There are some interesting implications here as it relates to pricing. Alaska and Virgin don’t compete directly on very many routes now, so there may not be an immediate rise in pricing on a meaningful number of routes based on this consolidation.
However, depending on how Alaska proceeds, they could have an impact in the market that Virgin didn’t. Virgin did a fair amount of competing on price with the likes of American, Delta and United in the lucrative transcon market. Alaska specifically noted in their discussion of the deal that they wanted to compete in this market.
I nodded when I heard this, thinking they could compete on those routes and benefit from the strength of their loyalty program as a small feather in their cap. However, a post by Ben from One Mile at a Time drew me back to one of the obvious points:
- “This allows Alaska to compete in the transcon market.” That’s definitely a valid point, though Alaska doesn’t need a merger to make that happen. They operate all kinds of 1-2x daily transcons, though haven’t expanded all that much beyond Seattle. That seems to be a conscious decision, and not due to lack of opportunity. Sure, this would allow them to enter the New York to LA/SF market, but how do they plan on tackling that? Are they going to keep around the Virgin America brand and get rid of the Alaska brand in order to do that? Are they going to finally upgrade the Virgin America first class seats so that they’re competitive in the market? My point is simply that it seems like a conscious decision up until now that Alaska hasn’t competed more on transcons out of other markets, and it’s because that’s not the core of their business. Alaska doesn’t try to be all things to all people, and that’s precisely why they’ve been so successful.
For Alaska to compete on these routes, they’d likely have to forge one of two paths. The first would be a commitment to a high-quality premium cabin product to compete with the big 3, and likely something higher end than what Virgin offers now. Nothing like this exists in the Alaska fleet/vision.

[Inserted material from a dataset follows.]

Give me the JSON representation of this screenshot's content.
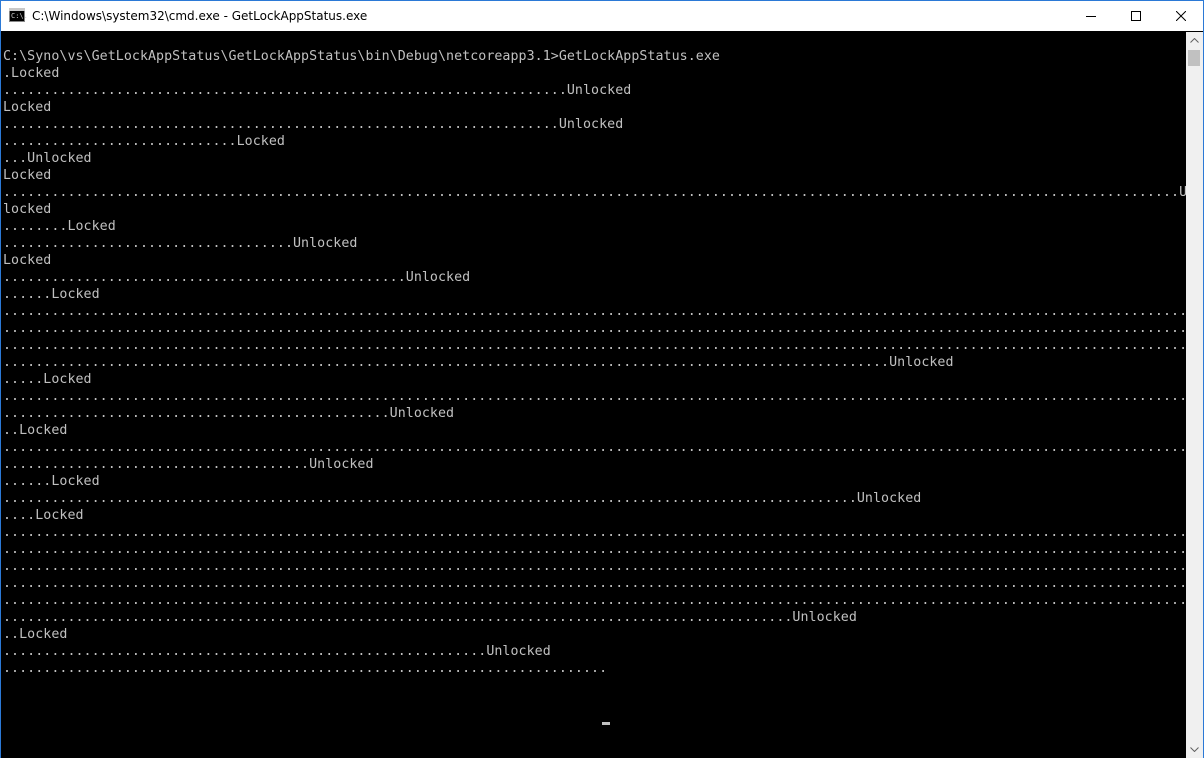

The other path is to compete on price only, selling an inferior product at the front of the plane (and potentially throughout). I’m not sure that can be a model they “win” at. It’s unclear they can make enough money selling cheap seats between New York and California given those fares routinely drop to less than $300.
In the short-term, I would expect them to compete on cost, similar to how Virgin does now. That should continue to provide opportunities for folks to travel cheaply back and forth between the coasts.
The combination of Alaska and Virgin also presents the possibility of a competition with both United and Southwest, two carriers that operate a decent chunk of flights within the state of California. That could ultimately be a good thing for customers as well. Planes are mostly full, which could be the obstacle to an all-out price war. But, if any of these airlines decides to throw some capacity at these routes, it could be very good for customers.
I’d like to say this is more complicated than Virgin customers mostly being ticked off their favorite brand went away and Alaska folks being happy for the expanded network. But, I think those are really the biggest key elements here. Folks who are fans of Alaska’s model will get many more chances to fly in the network and increase their chances of earning/retaining elite status with them. I’ll be curious to see how many of Virgin’s customers believed in “the brand” as opposed to the airline decide to jump ship. JetBlue is the only airline with a similar vibe, and that’s not really an option for many folks in California.
The post Alaska Air Acquisition of Virgin: What Can Customers Expect was published first on Pizza in Motion.